“Observe, and in that observation there is neither the “observer” nor the “observed” – there is only observation taking place.”— Jiddu Krishnamurti
The practice of meditation has been one of the most important influences in my spiritual development. When I first began meditating, one of the affirmations/mantras I’d repeat to myself was, “I have thoughts, but I am not my thoughts, I am the one observing my thoughts.” And after a while of meditating, I was able to create separation from my thoughts and watch them from the observer’s seat. This led me to the discovery that I really wasn’t my thoughts. That I am the awareness sitting quietly in the background simply observing. And this realization was a significant moment within my journey of self-discovery.
Of course, once I knew who I was—I shared this mantra, “You may have thoughts, but you’re not your thoughts, you’re the one observing your thoughts” with anyone who would listen. I struck gold. It was such a liberating insight and I wanted as many people as possible to experience the same enlightenment.
And then, a year or so later, someone asked, “So, who is the one observing the observer? In order to realize that you’re observing something, there has to be someone/something observing that too, right?” These questions shook my world. It was a gut punch. Everything I’d built my new spiritual identity around fell apart. I didn’t want to separate from this self-concept that I had attached myself to. It felt like a loss. It forced me to reassess the question, “Who am I?”
With that, my meditation practice got a bit more complicated. Whenever I’d reach that place of awareness where I’d find myself in the seat of the observer, I’d think to myself, “Who is observing the observer?” I needed to know. And that question led to my awareness getting caught up in the ponderings of who I truly was. Monkey mind. And then one day, I had this vision. Have you ever stood in between two mirrors? And when you look into one of the mirrors, you see an infinite number of reflections of yourself. That’s what I saw. And then my soul said something along the lines of, “You’re all of it.”
This made total sense to me. Of course, for a while, my ego pushed me hard to pull back the layers and get to the final reflection in the mirror. But, that too was futile and I eventually surrendered to the mystery.
So, what does it mean to be “All of it”? How do we define ourselves? Do we have to? Personally, I stopped trying to figure it out (pardon the pun—“all of it”) and accepted the fact that I’m simply an infinite being living a human experience.
With that being said, I’ll leave you with a few quotes from gurus who have left behind breadcrumbs for us to follow.

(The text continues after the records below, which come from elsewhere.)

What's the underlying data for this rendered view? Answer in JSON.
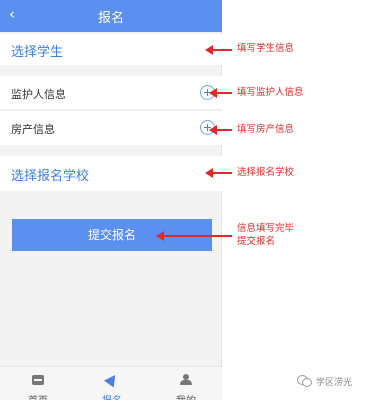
{
  "header": {
    "back_icon": "‹",
    "title": "报名"
  },
  "form": {
    "select_student": "选择学生",
    "guardian_info": "监护人信息",
    "house_info": "房产信息",
    "select_school": "选择报名学校",
    "submit_label": "提交报名",
    "add_icon": "plus-circle-icon"
  },
  "tabbar": {
    "items": [
      {
        "label": "首页",
        "icon": "home-icon"
      },
      {
        "label": "报名",
        "icon": "send-icon",
        "active": true
      },
      {
        "label": "我的",
        "icon": "user-icon"
      }
    ]
  },
  "annotations": {
    "student": "填写学生信息",
    "guardian": "填写监护人信息",
    "house": "填写房产信息",
    "school": "选择报名学校",
    "submit_line1": "信息填写完毕",
    "submit_line2": "提交报名"
  },
  "watermark": "学区涝光",
  "colors": {
    "primary": "#5b8ff0",
    "link": "#3f7fe0",
    "annotation": "#e02a2a",
    "page_bg": "#f3f3f3"
  }
}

“What a frustrating thing! It’s like having a flash light that you shine on this and that, on a memory, on a plan, on a sensation, on a feeling but when does the flashlight shine on itself? And the flashlight itself is that part of you, which you could call….whatever you call it – it’s just going to be a word which isn’t going to be it, but let’s call it awareness. Awareness has no time. It has no space, it doesn’t die, it wasn’t born, it’s not going anywhere. Everybody is having continuous experience or continuous understanding or resting in awareness, but you are so fascinated with what you are being aware of, you never notice the awareness itself. Isn’t that strange?” – Ram Dass
“Through our eyes, the Universe is perceiving itself. Through our ears, the Universe is listening to its harmonies. We are the witnesses through which the Universe becomes conscious of its glory, of its magnificence.” – Alan Watts
“We don’t ‘have’ a life, we are life itself, and simultaneously we are the witness to life and all its expressions as it unfolds.
Reflect: if life is what we have then we will lose it one day, for all possessions are impermanent. Such a belief automatically places us in the position of the body which is time-bound and perishable.
But when we come to the understanding that we are life itself then all fears go, as this understanding places us in the position of consciousness, which is formless, timeless and imperishable. The belief that we are merely our bodies makes us anxious and hurried, for on a subconscious level we are driven to get as much as we can before it all ends. This has been the ongoing trauma of the human being throughout the ages. However, as consciousness itself, we are not time-bound. Our mind and world becomes a wiser and more peaceful existence, for we know inside our hearts that we are the eternal.” – Mooji